GraphQL Mutations are operations that allow a client to modify data on the server. They are similar to Queries, which retrieve data from the server, but Mutations enable changes to be made to the data. Mutations are essential to GraphQL and are defined similarly to Queries using the GraphQL schema language.

To execute a Mutation, a client sends a GraphQL request to a server with a Mutation operation, specifying the name of the Mutation and any arguments that need to be passed. The server then processes the Mutation and returns a response that includes any data modified by the Mutation.

Mutations can be used to create, update, or delete data on the server. For example, a Mutation might create a new user account, edit an existing record in a database, or delete a file from a server. Mutations can also be used to execute operations involving multiple data changes.

One of the benefits of using GraphQL Mutations is that they provide a consistent and type-safe API for modifying data on the server. This can improve the reliability of a GraphQL API and make it easier to understand and use.

What are GraphQL Fragments?

GraphQL Fragments are reusable units of code that allow you to define a set of fields that can be included in multiple GraphQL Queries. Fragments help to reduce code duplication and make Queries more readable and maintainable.

A Fragment is defined using the Fragment keyword in the GraphQL schema language, followed by a name for the Fragment and a list of included fields. For example, a Fragment for a user might look like this:

Once a Fragment is defined, it can be included in any GraphQL Query using the syntax.

In this example, the …UserInfo syntax includes the fields defined in the UserInfo Fragment in the user query. Fragments can also be used with GraphQL Mutations to specify the fields to be returned in the response.

In this example, the …UserInfo syntax specifies that the response should include the newly created user’s id, name, and email fields.

In Conclusion

Queries are used for retrieving data, Mutations are used for modifying data, and Fragments are used for defining reusable code units. While Queries and Mutations interact with data from the server, Fragments do not return any data independently.
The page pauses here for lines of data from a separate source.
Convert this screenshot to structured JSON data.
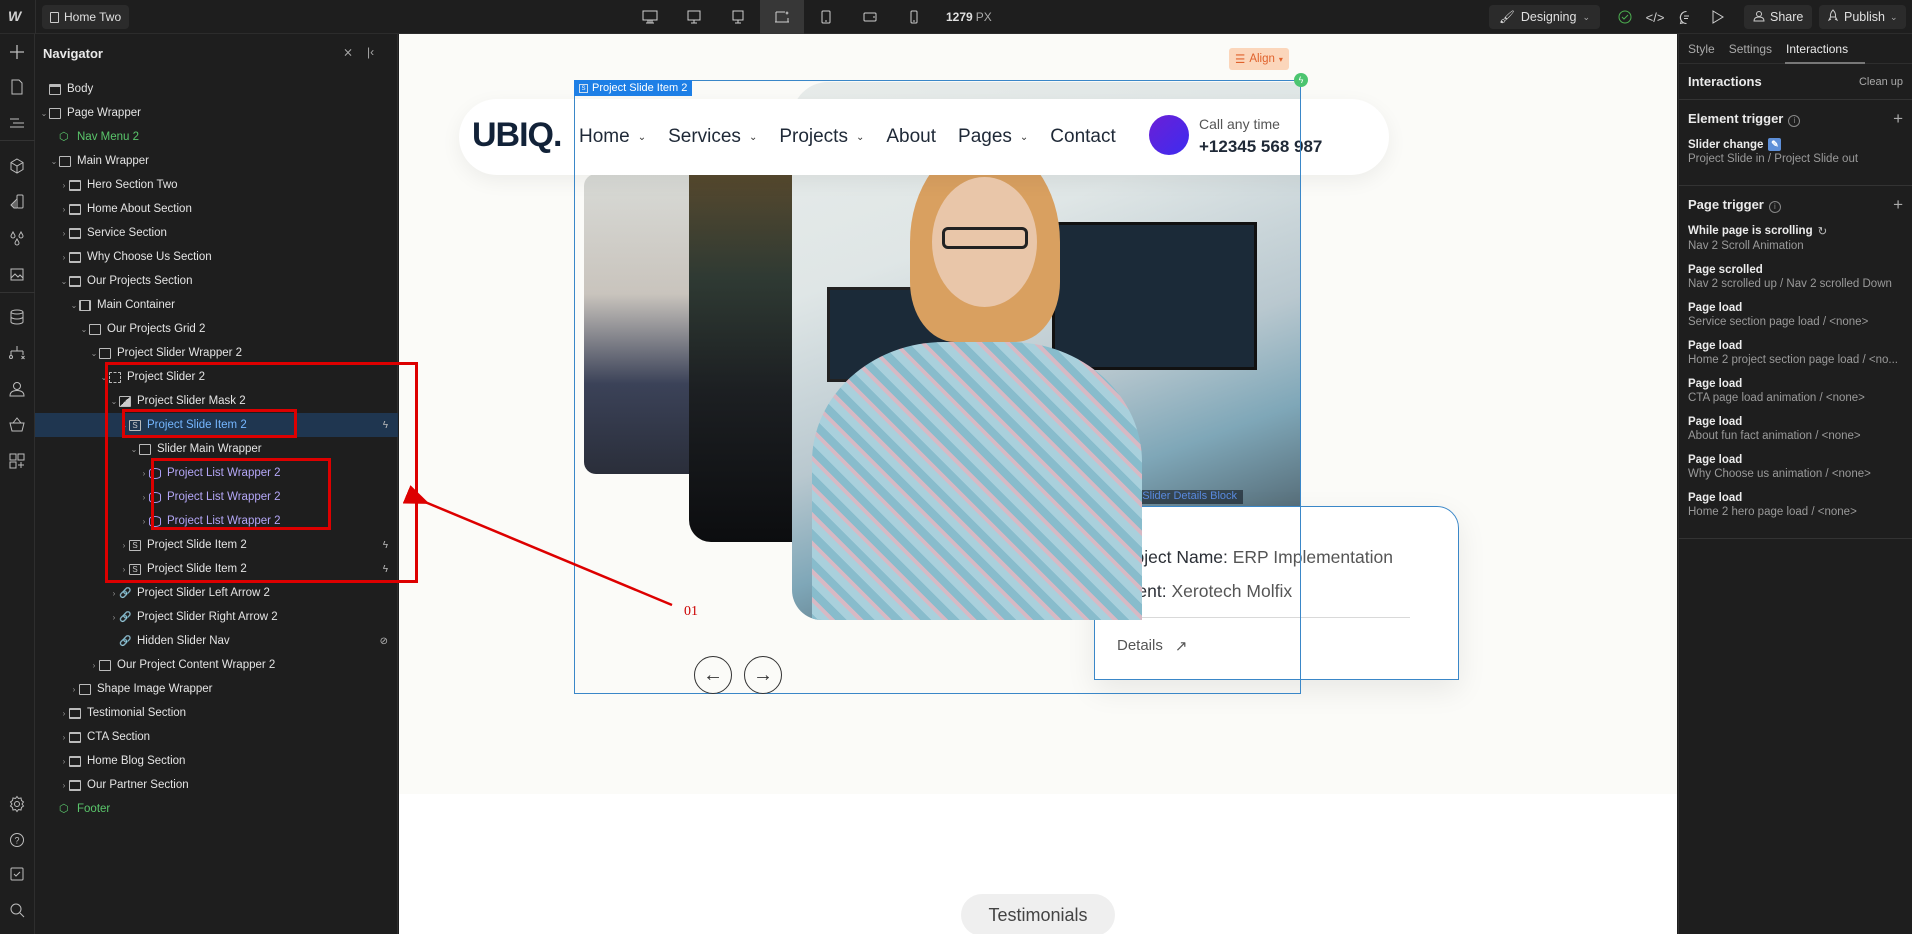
{
  "topbar": {
    "page_name": "Home Two",
    "devices": [
      "desktop-large-icon",
      "desktop-icon",
      "desktop-base-icon",
      "laptop-star-icon",
      "tablet-icon",
      "mobile-landscape-icon",
      "mobile-portrait-icon"
    ],
    "width_value": "1279",
    "width_unit": "PX",
    "mode_label": "Designing",
    "share_label": "Share",
    "publish_label": "Publish"
  },
  "navigator": {
    "title": "Navigator",
    "items": [
      {
        "label": "Body",
        "depth": 0,
        "icon": "body",
        "caret": "",
        "color": ""
      },
      {
        "label": "Page Wrapper",
        "depth": 0,
        "icon": "box",
        "caret": "down",
        "color": ""
      },
      {
        "label": "Nav Menu 2",
        "depth": 1,
        "icon": "component",
        "caret": "",
        "color": "green"
      },
      {
        "label": "Main Wrapper",
        "depth": 1,
        "icon": "box",
        "caret": "down",
        "color": ""
      },
      {
        "label": "Hero Section  Two",
        "depth": 2,
        "icon": "section",
        "caret": "right",
        "color": ""
      },
      {
        "label": "Home About Section",
        "depth": 2,
        "icon": "section",
        "caret": "right",
        "color": ""
      },
      {
        "label": "Service Section",
        "depth": 2,
        "icon": "section",
        "caret": "right",
        "color": ""
      },
      {
        "label": "Why Choose Us Section",
        "depth": 2,
        "icon": "section",
        "caret": "right",
        "color": ""
      },
      {
        "label": "Our Projects Section",
        "depth": 2,
        "icon": "section",
        "caret": "down",
        "color": ""
      },
      {
        "label": "Main Container",
        "depth": 3,
        "icon": "container",
        "caret": "down",
        "color": ""
      },
      {
        "label": "Our Projects Grid 2",
        "depth": 4,
        "icon": "box",
        "caret": "down",
        "color": ""
      },
      {
        "label": "Project Slider Wrapper 2",
        "depth": 5,
        "icon": "box",
        "caret": "down",
        "color": ""
      },
      {
        "label": "Project Slider 2",
        "depth": 6,
        "icon": "slider",
        "caret": "down",
        "color": ""
      },
      {
        "label": "Project Slider Mask 2",
        "depth": 7,
        "icon": "mask",
        "caret": "down",
        "color": ""
      },
      {
        "label": "Project Slide Item 2",
        "depth": 8,
        "icon": "slide",
        "caret": "down",
        "color": "blue",
        "selected": true,
        "bolt": true
      },
      {
        "label": "Slider Main Wrapper",
        "depth": 9,
        "icon": "box",
        "caret": "down",
        "color": ""
      },
      {
        "label": "Project List Wrapper 2",
        "depth": 10,
        "icon": "collection",
        "caret": "right",
        "color": "purple"
      },
      {
        "label": "Project List Wrapper 2",
        "depth": 10,
        "icon": "collection",
        "caret": "right",
        "color": "purple"
      },
      {
        "label": "Project List Wrapper 2",
        "depth": 10,
        "icon": "collection",
        "caret": "right",
        "color": "purple"
      },
      {
        "label": "Project Slide Item 2",
        "depth": 8,
        "icon": "slide",
        "caret": "right",
        "color": "",
        "bolt": true
      },
      {
        "label": "Project Slide Item 2",
        "depth": 8,
        "icon": "slide",
        "caret": "right",
        "color": "",
        "bolt": true
      },
      {
        "label": "Project Slider Left Arrow 2",
        "depth": 7,
        "icon": "link",
        "caret": "right",
        "color": ""
      },
      {
        "label": "Project Slider Right Arrow 2",
        "depth": 7,
        "icon": "link",
        "caret": "right",
        "color": ""
      },
      {
        "label": "Hidden Slider Nav",
        "depth": 7,
        "icon": "link",
        "caret": "",
        "color": "",
        "hidden": true
      },
      {
        "label": "Our Project Content Wrapper 2",
        "depth": 5,
        "icon": "box",
        "caret": "right",
        "color": ""
      },
      {
        "label": "Shape Image Wrapper",
        "depth": 3,
        "icon": "box",
        "caret": "right",
        "color": ""
      },
      {
        "label": "Testimonial Section",
        "depth": 2,
        "icon": "section",
        "caret": "right",
        "color": ""
      },
      {
        "label": "CTA Section",
        "depth": 2,
        "icon": "section",
        "caret": "right",
        "color": ""
      },
      {
        "label": "Home Blog Section",
        "depth": 2,
        "icon": "section",
        "caret": "right",
        "color": ""
      },
      {
        "label": "Our Partner Section",
        "depth": 2,
        "icon": "section",
        "caret": "right",
        "color": ""
      },
      {
        "label": "Footer",
        "depth": 1,
        "icon": "component",
        "caret": "",
        "color": "green"
      }
    ]
  },
  "canvas": {
    "selected_label": "Project Slide Item 2",
    "align_label": "Align",
    "site_nav": {
      "brand": "UBIQ.",
      "menu": [
        {
          "label": "Home",
          "dropdown": true
        },
        {
          "label": "Services",
          "dropdown": true
        },
        {
          "label": "Projects",
          "dropdown": true
        },
        {
          "label": "About",
          "dropdown": false
        },
        {
          "label": "Pages",
          "dropdown": true
        },
        {
          "label": "Contact",
          "dropdown": false
        }
      ],
      "call_label": "Call any time",
      "call_number": "+12345 568 987"
    },
    "details_block_tag": "Project Slider Details Block",
    "details": {
      "name_label": "Project Name:",
      "name_value": "ERP Implementation",
      "client_label": "Client:",
      "client_value": "Xerotech Molfix",
      "link_label": "Details"
    },
    "testimonials_pill": "Testimonials",
    "annotation_number": "01"
  },
  "right_panel": {
    "tabs": [
      "Style",
      "Settings",
      "Interactions"
    ],
    "active_tab": "Interactions",
    "header": "Interactions",
    "cleanup_label": "Clean up",
    "element_trigger": {
      "title": "Element trigger",
      "items": [
        {
          "title": "Slider change",
          "subtitle": "Project Slide in / Project Slide out"
        }
      ]
    },
    "page_trigger": {
      "title": "Page trigger",
      "items": [
        {
          "title": "While page is scrolling",
          "subtitle": "Nav 2 Scroll Animation"
        },
        {
          "title": "Page scrolled",
          "subtitle": "Nav 2 scrolled up / Nav 2 scrolled Down"
        },
        {
          "title": "Page load",
          "subtitle": "Service section page load / <none>"
        },
        {
          "title": "Page load",
          "subtitle": "Home 2 project section page load / <no..."
        },
        {
          "title": "Page load",
          "subtitle": "CTA page load animation / <none>"
        },
        {
          "title": "Page load",
          "subtitle": "About fun fact animation / <none>"
        },
        {
          "title": "Page load",
          "subtitle": "Why Choose us animation / <none>"
        },
        {
          "title": "Page load",
          "subtitle": "Home 2 hero page load / <none>"
        }
      ]
    }
  },
  "colors": {
    "selection_blue": "#1d7fe6",
    "annotation_red": "#dd0000",
    "component_green": "#5ac66b",
    "collection_purple": "#b4a7f7",
    "align_orange": "#e0622c"
  }
}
Development on a platform that provides native support and code completion for GraphQL can significantly speed up the development of GraphQL components such as Queries, Mutations, and Fragments. This is because such a platform can offer features like auto-completion, syntax highlighting, and error detection, which can help developers write correct and efficient code.